Requirement - Once you have read the entries below, write them all out again exactly.

The input -

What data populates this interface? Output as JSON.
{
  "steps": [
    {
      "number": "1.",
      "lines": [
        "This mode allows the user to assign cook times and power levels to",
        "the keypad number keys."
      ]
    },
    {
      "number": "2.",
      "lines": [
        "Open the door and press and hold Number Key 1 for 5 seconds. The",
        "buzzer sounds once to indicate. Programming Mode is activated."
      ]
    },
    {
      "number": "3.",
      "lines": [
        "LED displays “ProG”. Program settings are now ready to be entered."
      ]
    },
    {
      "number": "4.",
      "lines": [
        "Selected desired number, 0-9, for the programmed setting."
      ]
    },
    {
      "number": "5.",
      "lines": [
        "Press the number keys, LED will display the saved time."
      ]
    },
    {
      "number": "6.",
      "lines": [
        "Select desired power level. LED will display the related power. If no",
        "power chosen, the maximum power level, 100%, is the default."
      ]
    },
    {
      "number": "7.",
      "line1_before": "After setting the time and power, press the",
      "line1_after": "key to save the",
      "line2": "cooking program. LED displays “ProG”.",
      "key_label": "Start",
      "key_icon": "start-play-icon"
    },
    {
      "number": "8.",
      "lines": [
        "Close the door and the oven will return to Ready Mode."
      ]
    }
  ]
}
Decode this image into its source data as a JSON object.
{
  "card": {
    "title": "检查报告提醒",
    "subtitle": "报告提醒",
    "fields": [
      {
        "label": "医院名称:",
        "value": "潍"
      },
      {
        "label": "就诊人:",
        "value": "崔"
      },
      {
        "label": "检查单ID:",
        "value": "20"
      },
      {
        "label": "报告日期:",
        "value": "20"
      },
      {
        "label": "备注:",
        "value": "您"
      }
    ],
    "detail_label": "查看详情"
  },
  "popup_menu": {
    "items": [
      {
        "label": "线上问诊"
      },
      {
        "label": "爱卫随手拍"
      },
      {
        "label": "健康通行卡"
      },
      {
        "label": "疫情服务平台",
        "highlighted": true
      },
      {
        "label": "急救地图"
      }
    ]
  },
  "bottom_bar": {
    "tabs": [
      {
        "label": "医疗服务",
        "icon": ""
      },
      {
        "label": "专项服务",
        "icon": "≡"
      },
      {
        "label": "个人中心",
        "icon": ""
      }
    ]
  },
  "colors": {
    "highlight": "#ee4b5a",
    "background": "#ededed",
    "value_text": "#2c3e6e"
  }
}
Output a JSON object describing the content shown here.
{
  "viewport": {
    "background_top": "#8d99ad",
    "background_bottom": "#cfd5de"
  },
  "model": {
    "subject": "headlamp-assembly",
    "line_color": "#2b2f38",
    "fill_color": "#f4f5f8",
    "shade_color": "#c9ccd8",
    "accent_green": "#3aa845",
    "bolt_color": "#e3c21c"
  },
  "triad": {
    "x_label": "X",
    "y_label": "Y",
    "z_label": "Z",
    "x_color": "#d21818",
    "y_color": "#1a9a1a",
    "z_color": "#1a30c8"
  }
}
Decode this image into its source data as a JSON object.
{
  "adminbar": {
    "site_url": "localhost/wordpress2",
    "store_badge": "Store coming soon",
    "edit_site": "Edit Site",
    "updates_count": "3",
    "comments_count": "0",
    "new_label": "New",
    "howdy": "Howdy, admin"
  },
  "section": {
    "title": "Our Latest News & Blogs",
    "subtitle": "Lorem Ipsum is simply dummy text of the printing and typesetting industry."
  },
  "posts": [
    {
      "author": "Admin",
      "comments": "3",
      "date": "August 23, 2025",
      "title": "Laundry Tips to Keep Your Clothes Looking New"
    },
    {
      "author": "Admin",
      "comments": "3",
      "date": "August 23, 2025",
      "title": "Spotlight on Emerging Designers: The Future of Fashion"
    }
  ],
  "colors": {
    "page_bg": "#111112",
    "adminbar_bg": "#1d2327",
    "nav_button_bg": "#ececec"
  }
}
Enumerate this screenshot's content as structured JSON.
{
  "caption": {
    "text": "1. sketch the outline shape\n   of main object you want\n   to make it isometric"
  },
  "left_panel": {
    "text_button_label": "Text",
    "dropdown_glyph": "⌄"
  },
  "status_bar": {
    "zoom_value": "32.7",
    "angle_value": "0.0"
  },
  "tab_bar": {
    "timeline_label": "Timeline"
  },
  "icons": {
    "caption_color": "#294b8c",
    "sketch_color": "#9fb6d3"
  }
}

Task solution -
What data populates this interface? Output as JSON.
{
  "steps": [
    {
      "number": "1.",
      "lines": [
        "This mode allows the user to assign cook times and power levels to",
        "the keypad number keys."
      ]
    },
    {
      "number": "2.",
      "lines": [
        "Open the door and press and hold Number Key 1 for 5 seconds. The",
        "buzzer sounds once to indicate. Programming Mode is activated."
      ]
    },
    {
      "number": "3.",
      "lines": [
        "LED displays “ProG”. Program settings are now ready to be entered."
      ]
    },
    {
      "number": "4.",
      "lines": [
        "Selected desired number, 0-9, for the programmed setting."
      ]
    },
    {
      "number": "5.",
      "lines": [
        "Press the number keys, LED will display the saved time."
      ]
    },
    {
      "number": "6.",
      "lines": [
        "Select desired power level. LED will display the related power. If no",
        "power chosen, the maximum power level, 100%, is the default."
      ]
    },
    {
      "number": "7.",
      "line1_before": "After setting the time and power, press the",
      "line1_after": "key to save the",
      "line2": "cooking program. LED displays “ProG”.",
      "key_label": "Start",
      "key_icon": "start-play-icon"
    },
    {
      "number": "8.",
      "lines": [
        "Close the door and the oven will return to Ready Mode."
      ]
    }
  ]
}
Decode this image into its source data as a JSON object.
{
  "card": {
    "title": "检查报告提醒",
    "subtitle": "报告提醒",
    "fields": [
      {
        "label": "医院名称:",
        "value": "潍"
      },
      {
        "label": "就诊人:",
        "value": "崔"
      },
      {
        "label": "检查单ID:",
        "value": "20"
      },
      {
        "label": "报告日期:",
        "value": "20"
      },
      {
        "label": "备注:",
        "value": "您"
      }
    ],
    "detail_label": "查看详情"
  },
  "popup_menu": {
    "items": [
      {
        "label": "线上问诊"
      },
      {
        "label": "爱卫随手拍"
      },
      {
        "label": "健康通行卡"
      },
      {
        "label": "疫情服务平台",
        "highlighted": true
      },
      {
        "label": "急救地图"
      }
    ]
  },
  "bottom_bar": {
    "tabs": [
      {
        "label": "医疗服务",
        "icon": ""
      },
      {
        "label": "专项服务",
        "icon": "≡"
      },
      {
        "label": "个人中心",
        "icon": ""
      }
    ]
  },
  "colors": {
    "highlight": "#ee4b5a",
    "background": "#ededed",
    "value_text": "#2c3e6e"
  }
}
Output a JSON object describing the content shown here.
{
  "viewport": {
    "background_top": "#8d99ad",
    "background_bottom": "#cfd5de"
  },
  "model": {
    "subject": "headlamp-assembly",
    "line_color": "#2b2f38",
    "fill_color": "#f4f5f8",
    "shade_color": "#c9ccd8",
    "accent_green": "#3aa845",
    "bolt_color": "#e3c21c"
  },
  "triad": {
    "x_label": "X",
    "y_label": "Y",
    "z_label": "Z",
    "x_color": "#d21818",
    "y_color": "#1a9a1a",
    "z_color": "#1a30c8"
  }
}
Decode this image into its source data as a JSON object.
{
  "adminbar": {
    "site_url": "localhost/wordpress2",
    "store_badge": "Store coming soon",
    "edit_site": "Edit Site",
    "updates_count": "3",
    "comments_count": "0",
    "new_label": "New",
    "howdy": "Howdy, admin"
  },
  "section": {
    "title": "Our Latest News & Blogs",
    "subtitle": "Lorem Ipsum is simply dummy text of the printing and typesetting industry."
  },
  "posts": [
    {
      "author": "Admin",
      "comments": "3",
      "date": "August 23, 2025",
      "title": "Laundry Tips to Keep Your Clothes Looking New"
    },
    {
      "author": "Admin",
      "comments": "3",
      "date": "August 23, 2025",
      "title": "Spotlight on Emerging Designers: The Future of Fashion"
    }
  ],
  "colors": {
    "page_bg": "#111112",
    "adminbar_bg": "#1d2327",
    "nav_button_bg": "#ececec"
  }
}
Enumerate this screenshot's content as structured JSON.
{
  "caption": {
    "text": "1. sketch the outline shape\n   of main object you want\n   to make it isometric"
  },
  "left_panel": {
    "text_button_label": "Text",
    "dropdown_glyph": "⌄"
  },
  "status_bar": {
    "zoom_value": "32.7",
    "angle_value": "0.0"
  },
  "tab_bar": {
    "timeline_label": "Timeline"
  },
  "icons": {
    "caption_color": "#294b8c",
    "sketch_color": "#9fb6d3"
  }
}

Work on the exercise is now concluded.